**INSTRUCTIONS FOR THE TASK**
Look through the material below and count the lines with the string "AIRHANDLER". Report only the count.

═════ LISTED ENTRIES ═════

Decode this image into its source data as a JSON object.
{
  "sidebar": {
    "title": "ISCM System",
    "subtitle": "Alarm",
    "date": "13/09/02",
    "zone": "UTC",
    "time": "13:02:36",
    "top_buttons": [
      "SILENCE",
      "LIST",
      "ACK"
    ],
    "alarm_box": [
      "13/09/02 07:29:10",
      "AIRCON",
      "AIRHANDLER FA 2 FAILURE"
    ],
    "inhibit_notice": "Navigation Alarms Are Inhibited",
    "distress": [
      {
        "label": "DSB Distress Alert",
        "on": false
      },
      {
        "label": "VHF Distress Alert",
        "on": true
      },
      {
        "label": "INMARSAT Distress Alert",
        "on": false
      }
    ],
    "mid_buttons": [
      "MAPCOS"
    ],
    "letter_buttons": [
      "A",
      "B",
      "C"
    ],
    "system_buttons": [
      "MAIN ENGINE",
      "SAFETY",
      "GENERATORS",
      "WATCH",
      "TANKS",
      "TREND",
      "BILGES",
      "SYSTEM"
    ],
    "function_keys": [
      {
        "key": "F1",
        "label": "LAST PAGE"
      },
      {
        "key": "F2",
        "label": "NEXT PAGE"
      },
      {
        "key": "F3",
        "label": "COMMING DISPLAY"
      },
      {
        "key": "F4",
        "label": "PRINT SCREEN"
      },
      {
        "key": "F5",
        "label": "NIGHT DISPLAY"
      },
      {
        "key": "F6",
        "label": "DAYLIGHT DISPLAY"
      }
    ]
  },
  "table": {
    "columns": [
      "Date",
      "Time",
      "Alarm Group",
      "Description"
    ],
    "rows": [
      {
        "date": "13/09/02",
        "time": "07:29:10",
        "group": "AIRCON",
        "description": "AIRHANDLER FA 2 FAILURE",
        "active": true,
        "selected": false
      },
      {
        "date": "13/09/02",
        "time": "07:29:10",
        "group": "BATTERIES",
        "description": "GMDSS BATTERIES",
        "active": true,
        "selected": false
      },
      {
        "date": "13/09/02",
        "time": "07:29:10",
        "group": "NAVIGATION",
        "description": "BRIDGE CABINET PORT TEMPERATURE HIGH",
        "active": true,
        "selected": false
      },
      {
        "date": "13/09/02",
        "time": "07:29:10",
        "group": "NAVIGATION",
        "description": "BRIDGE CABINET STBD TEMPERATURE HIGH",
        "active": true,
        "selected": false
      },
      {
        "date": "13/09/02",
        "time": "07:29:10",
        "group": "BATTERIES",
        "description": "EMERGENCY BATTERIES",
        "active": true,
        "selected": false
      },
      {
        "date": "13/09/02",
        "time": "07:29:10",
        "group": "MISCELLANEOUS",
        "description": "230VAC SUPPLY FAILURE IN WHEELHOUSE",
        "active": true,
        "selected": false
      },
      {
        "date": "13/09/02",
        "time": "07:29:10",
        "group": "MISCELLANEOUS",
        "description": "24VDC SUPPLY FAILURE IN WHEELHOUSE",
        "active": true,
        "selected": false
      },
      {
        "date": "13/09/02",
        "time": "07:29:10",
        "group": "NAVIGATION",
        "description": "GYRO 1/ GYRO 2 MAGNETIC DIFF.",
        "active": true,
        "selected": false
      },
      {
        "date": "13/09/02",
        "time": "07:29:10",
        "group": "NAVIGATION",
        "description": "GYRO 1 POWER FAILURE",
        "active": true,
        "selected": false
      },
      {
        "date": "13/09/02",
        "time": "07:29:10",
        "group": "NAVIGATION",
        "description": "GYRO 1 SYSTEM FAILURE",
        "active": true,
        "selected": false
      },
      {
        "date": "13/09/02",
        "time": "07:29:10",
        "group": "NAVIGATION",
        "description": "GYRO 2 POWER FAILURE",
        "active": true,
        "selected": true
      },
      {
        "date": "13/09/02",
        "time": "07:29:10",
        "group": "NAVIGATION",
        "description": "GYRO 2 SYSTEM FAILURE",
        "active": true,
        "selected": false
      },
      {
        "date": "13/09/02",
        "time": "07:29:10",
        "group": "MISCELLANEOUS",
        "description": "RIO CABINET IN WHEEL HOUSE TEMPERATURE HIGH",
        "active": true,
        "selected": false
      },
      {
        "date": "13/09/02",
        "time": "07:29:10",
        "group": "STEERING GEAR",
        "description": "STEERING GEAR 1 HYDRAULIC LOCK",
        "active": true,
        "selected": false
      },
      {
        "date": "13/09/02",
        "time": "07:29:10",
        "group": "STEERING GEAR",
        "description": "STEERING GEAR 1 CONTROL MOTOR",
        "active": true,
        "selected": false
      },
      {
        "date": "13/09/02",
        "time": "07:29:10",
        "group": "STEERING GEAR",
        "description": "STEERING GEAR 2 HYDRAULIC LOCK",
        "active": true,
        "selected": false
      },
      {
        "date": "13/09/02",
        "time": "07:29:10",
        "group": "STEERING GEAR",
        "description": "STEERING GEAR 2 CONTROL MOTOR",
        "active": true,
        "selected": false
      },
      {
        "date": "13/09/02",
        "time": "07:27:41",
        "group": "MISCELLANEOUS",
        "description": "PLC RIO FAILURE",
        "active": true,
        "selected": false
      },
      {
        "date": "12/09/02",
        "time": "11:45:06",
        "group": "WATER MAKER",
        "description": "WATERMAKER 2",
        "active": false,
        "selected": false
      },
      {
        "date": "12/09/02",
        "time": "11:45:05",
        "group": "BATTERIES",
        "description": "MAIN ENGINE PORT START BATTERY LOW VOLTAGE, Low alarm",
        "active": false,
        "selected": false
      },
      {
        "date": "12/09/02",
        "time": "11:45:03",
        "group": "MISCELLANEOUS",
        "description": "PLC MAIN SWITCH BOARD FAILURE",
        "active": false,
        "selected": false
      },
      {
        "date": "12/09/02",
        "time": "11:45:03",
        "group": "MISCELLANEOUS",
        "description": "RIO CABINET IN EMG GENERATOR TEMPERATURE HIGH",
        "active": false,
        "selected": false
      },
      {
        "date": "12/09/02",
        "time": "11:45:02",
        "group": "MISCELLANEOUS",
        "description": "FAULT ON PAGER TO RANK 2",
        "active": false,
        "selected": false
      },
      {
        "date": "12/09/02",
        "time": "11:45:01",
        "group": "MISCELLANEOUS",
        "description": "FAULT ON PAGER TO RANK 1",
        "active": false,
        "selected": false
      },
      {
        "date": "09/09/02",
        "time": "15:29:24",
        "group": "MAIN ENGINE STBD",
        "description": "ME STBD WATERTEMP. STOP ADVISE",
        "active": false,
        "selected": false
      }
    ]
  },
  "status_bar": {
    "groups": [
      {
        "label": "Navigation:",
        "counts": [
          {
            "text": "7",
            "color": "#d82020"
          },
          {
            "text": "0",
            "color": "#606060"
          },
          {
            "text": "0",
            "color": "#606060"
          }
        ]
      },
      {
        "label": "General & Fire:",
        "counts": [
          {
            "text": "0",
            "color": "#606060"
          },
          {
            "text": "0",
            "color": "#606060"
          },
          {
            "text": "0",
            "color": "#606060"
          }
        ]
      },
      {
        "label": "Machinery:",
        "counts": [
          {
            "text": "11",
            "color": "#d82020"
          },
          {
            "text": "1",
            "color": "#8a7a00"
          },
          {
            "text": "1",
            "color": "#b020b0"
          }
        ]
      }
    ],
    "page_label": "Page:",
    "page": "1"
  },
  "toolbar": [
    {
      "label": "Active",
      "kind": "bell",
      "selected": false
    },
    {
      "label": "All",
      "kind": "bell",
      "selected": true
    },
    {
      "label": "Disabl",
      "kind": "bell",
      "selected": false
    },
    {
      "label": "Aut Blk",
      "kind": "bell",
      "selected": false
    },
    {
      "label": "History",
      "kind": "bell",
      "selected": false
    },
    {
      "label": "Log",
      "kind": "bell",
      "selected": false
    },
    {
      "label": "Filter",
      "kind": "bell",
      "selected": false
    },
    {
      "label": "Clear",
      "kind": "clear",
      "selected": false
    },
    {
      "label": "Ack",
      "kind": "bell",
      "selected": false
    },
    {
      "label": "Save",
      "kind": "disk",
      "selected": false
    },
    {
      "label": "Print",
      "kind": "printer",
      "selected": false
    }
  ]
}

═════

**EXERCISE RESULT**
2